We allow any number of particle sources (zero, one or many) with no limitation on how they can be mixed.

We provide four different types of particle sources, each with many options:

And you may also write your own entirely new particle source (see Custom Particle Sources).

The position of the source is always centered on an associated Geometry Component. This is in keeping with the general TOPAS paradigm that all geometrical information resides in Geometry Components. We know that this may feel odd to experienced Geant4 users who are used to setting beam directions irrespective of any geometry volumes, but the TOPAS paradigm enables sources, components, scorers and even fields to all move together in an internally consistent manner.

The Geometry Component associated with a Particle Source is often a Group Component. Such components have a center position and orientation but no actual shape or extent. The Particle Source is placed at this center position and orientation. If the Component is some other Type, such as a TsBox or TsCylinder, the Particle Source still only takes center position and orientation from this Component. None of the other aspects of the Component, such as the Component’s shape or size, have any impact on the Particle Source. So, for example, the shape and size of a Beam source is set by various BeamPosition parameters, not by the Component’s shape or size.

Some examples place the source at a vacuum window at the entrance to a nozzle.

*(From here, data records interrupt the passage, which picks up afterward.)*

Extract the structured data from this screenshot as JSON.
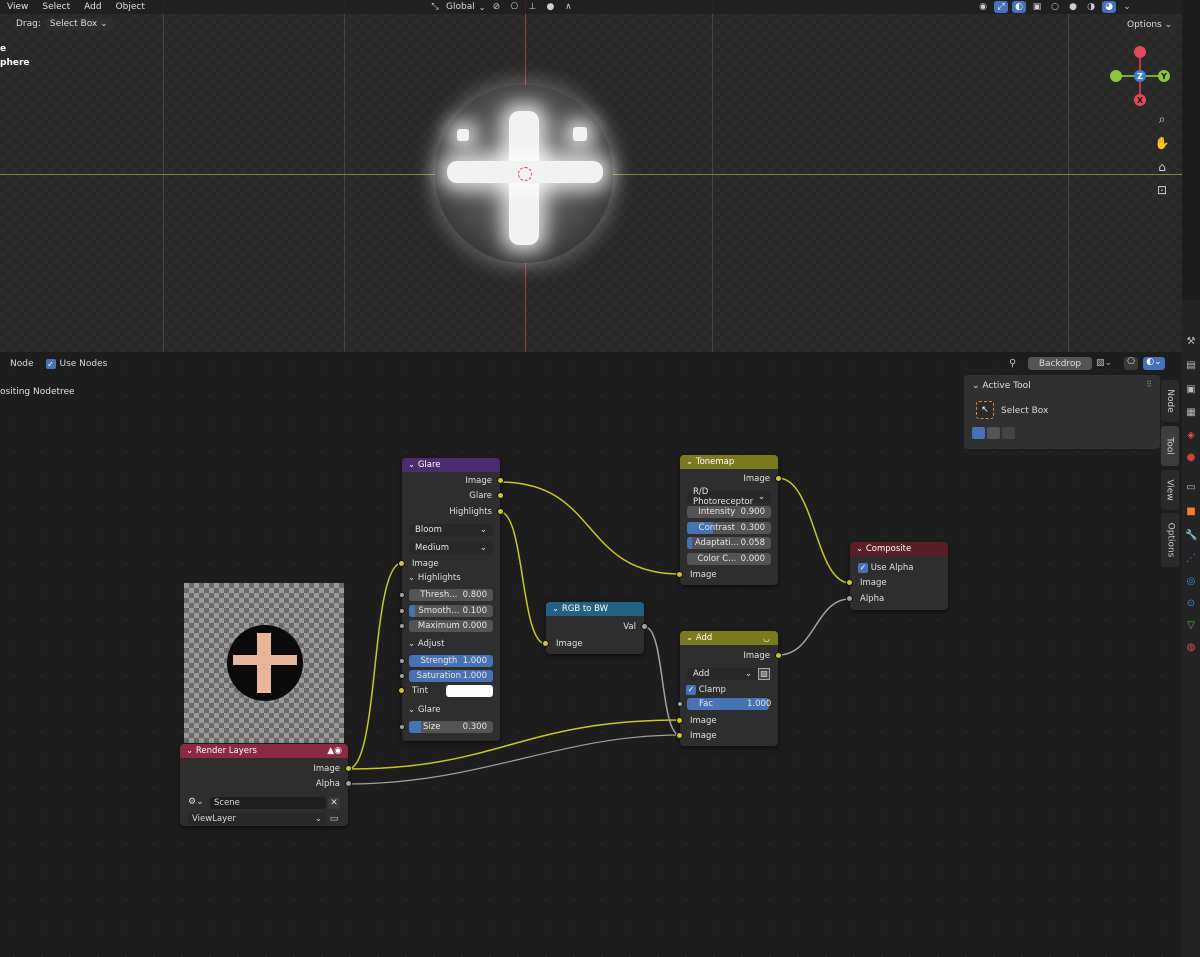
{
  "viewport": {
    "menu": [
      "View",
      "Select",
      "Add",
      "Object"
    ],
    "drag_label": "Drag:",
    "drag_value": "Select Box",
    "transform_orientation": "Global",
    "options_label": "Options",
    "scene_labels": [
      "e",
      "phere"
    ],
    "gizmo": {
      "x": "X",
      "y": "Y",
      "z": "Z"
    }
  },
  "node_editor": {
    "header": {
      "node_menu": "Node",
      "use_nodes_label": "Use Nodes",
      "backdrop_label": "Backdrop"
    },
    "tree_label": "ositing Nodetree",
    "tool_panel": {
      "title": "Active Tool",
      "tool_name": "Select Box"
    },
    "side_tabs": [
      "Node",
      "Tool",
      "View",
      "Options"
    ],
    "nodes": {
      "glare": {
        "title": "Glare",
        "outputs": [
          "Image",
          "Glare",
          "Highlights"
        ],
        "type": "Bloom",
        "quality": "Medium",
        "input_image": "Image",
        "highlights_header": "Highlights",
        "threshold": {
          "label": "Thresh...",
          "value": "0.800"
        },
        "smoothness": {
          "label": "Smooth...",
          "value": "0.100"
        },
        "maximum": {
          "label": "Maximum",
          "value": "0.000"
        },
        "adjust_header": "Adjust",
        "strength": {
          "label": "Strength",
          "value": "1.000"
        },
        "saturation": {
          "label": "Saturation",
          "value": "1.000"
        },
        "tint_label": "Tint",
        "glare_header": "Glare",
        "size": {
          "label": "Size",
          "value": "0.300"
        }
      },
      "tonemap": {
        "title": "Tonemap",
        "output": "Image",
        "method": "R/D Photoreceptor",
        "intensity": {
          "label": "Intensity",
          "value": "0.900"
        },
        "contrast": {
          "label": "Contrast",
          "value": "0.300"
        },
        "adaptation": {
          "label": "Adaptati...",
          "value": "0.058"
        },
        "color_correction": {
          "label": "Color C...",
          "value": "0.000"
        },
        "input": "Image"
      },
      "rgb_to_bw": {
        "title": "RGB to BW",
        "output": "Val",
        "input": "Image"
      },
      "add": {
        "title": "Add",
        "output": "Image",
        "blend": "Add",
        "clamp_label": "Clamp",
        "fac": {
          "label": "Fac",
          "value": "1.000"
        },
        "input1": "Image",
        "input2": "Image"
      },
      "composite": {
        "title": "Composite",
        "use_alpha_label": "Use Alpha",
        "input_image": "Image",
        "input_alpha": "Alpha"
      },
      "render_layers": {
        "title": "Render Layers",
        "output_image": "Image",
        "output_alpha": "Alpha",
        "scene": "Scene",
        "view_layer": "ViewLayer"
      }
    }
  }
}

The source then moves as the nozzle moves.

Particle Names

Throughout TOPAS, particle names can take the following forms (case does not matter):

  • A simple string such as

    • “proton”
  • A string describing an ion with arguments Z, A, and optionally Charge, such as:

    • “GenericIon(6,12,6)”
    • “GenericIon(6,12)” - Charge defaults to Z, that is, the ion is fully stripped
    • When used to filter sources, ions must be fully stripped (this is the only kind of ion that Geant4’s primary particle generation supports).
    • When used to filter scoring, ions can have any Charge, and any of the arguments can have wildcard value * so, for example, “GenericIon(6,*,*)” will score any Carbon ion (any A and any Charge).
  • An integer PDG ID code, though still contained in a string parameter, such as

  • When PDG code has 10 digits and starts with 100, this is passed to Geant4 either as the appropriate Geant4 light ion name (“alpha”, “deuteron”, “He3” or “triton”) or as GenericIon(Z,A) where:

    • Characters 4-6 give Z
    • Characters 7-9 give A
    • Character 10 gives Isomer level (not used)

The full set of known particles depends on the physics you have defined. Here are some common values, with associated PDG codes:

Particle PDG code
“proton” “2212”
“neutron” “2112”
“e-” “11”
“e+” “-11”
“gamma” “22”
“He3” “100002003”
“alpha” “100002004”
“deuteron” “100001002”
“triton” “100001003”
“opticalphoton” “0” (PDG group has no code for this particle)
“geantino” “0” (sees transportation processes but no physics, no PDG code)
“chargedgeantino” “0” (same as above but with charge, no PDG code)